- **Assigned task**
The records below are split into lines. How many of those lines contain the string "Show"? Reply with the number only.
---
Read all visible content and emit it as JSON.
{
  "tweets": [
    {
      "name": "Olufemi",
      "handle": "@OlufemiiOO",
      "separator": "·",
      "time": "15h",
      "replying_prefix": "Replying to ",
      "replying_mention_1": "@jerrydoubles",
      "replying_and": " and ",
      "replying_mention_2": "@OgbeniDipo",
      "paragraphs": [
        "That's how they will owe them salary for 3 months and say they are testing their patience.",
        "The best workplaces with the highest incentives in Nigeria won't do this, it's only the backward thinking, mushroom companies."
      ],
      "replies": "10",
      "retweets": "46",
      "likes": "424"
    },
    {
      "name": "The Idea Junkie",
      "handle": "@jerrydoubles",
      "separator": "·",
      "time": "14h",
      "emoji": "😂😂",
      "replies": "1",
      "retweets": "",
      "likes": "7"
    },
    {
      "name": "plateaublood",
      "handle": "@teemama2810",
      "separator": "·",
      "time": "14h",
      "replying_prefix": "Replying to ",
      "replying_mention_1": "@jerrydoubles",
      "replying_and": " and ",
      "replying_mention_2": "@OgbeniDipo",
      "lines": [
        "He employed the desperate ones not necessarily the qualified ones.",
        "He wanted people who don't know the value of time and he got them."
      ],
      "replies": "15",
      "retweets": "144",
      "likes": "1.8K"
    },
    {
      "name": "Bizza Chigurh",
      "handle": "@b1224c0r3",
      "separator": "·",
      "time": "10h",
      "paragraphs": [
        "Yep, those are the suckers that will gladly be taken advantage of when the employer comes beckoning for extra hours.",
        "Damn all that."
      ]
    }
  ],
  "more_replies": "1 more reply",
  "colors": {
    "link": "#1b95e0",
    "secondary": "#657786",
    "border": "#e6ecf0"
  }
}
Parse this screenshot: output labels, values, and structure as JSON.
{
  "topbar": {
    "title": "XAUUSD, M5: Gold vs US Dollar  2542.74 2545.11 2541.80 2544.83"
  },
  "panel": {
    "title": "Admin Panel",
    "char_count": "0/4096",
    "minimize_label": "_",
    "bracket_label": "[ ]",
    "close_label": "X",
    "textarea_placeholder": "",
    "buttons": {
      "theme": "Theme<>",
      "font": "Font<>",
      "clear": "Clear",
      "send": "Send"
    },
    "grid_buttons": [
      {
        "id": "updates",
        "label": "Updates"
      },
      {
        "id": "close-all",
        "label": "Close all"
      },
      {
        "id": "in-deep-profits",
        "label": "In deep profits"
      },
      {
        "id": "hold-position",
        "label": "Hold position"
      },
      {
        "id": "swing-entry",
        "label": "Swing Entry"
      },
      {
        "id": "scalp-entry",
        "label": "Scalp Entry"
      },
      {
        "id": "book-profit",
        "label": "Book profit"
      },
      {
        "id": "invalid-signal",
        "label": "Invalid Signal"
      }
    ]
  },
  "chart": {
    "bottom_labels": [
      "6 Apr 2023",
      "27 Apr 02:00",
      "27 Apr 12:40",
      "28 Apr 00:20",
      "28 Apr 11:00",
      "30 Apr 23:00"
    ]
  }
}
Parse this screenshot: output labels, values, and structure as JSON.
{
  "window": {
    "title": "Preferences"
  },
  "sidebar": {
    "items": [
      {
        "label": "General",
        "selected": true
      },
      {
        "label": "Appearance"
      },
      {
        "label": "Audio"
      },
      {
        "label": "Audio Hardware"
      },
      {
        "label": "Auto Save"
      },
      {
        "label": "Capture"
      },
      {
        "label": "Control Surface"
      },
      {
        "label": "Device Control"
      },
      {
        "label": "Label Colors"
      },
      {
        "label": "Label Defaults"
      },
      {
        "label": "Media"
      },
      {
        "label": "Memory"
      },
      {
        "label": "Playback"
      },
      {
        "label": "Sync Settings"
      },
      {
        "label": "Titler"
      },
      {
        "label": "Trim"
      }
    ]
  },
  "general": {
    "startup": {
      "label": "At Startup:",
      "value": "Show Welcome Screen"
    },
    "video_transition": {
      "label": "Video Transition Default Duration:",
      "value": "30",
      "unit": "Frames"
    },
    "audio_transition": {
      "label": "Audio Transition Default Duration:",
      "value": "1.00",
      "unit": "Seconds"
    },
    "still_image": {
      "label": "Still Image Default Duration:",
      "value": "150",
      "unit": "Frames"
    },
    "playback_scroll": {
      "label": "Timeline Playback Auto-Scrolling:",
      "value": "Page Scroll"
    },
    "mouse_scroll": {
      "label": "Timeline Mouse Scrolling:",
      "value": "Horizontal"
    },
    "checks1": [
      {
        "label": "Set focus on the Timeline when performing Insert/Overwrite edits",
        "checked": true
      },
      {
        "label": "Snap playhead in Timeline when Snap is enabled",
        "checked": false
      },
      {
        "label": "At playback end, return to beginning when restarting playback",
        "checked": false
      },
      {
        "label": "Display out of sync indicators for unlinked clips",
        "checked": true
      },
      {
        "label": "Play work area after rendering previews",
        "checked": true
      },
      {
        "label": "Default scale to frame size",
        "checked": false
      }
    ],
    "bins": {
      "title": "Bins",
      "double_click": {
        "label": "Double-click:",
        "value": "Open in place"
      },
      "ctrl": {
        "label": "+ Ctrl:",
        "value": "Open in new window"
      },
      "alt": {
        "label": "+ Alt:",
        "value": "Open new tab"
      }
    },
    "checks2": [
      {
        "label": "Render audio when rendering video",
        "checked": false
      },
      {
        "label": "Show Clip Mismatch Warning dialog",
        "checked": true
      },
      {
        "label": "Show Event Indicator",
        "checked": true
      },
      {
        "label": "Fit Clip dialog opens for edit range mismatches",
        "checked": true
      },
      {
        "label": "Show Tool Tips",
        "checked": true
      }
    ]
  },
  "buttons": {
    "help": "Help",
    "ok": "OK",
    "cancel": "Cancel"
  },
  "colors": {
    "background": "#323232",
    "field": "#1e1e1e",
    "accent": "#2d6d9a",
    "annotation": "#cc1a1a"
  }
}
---
- **Task solution**
4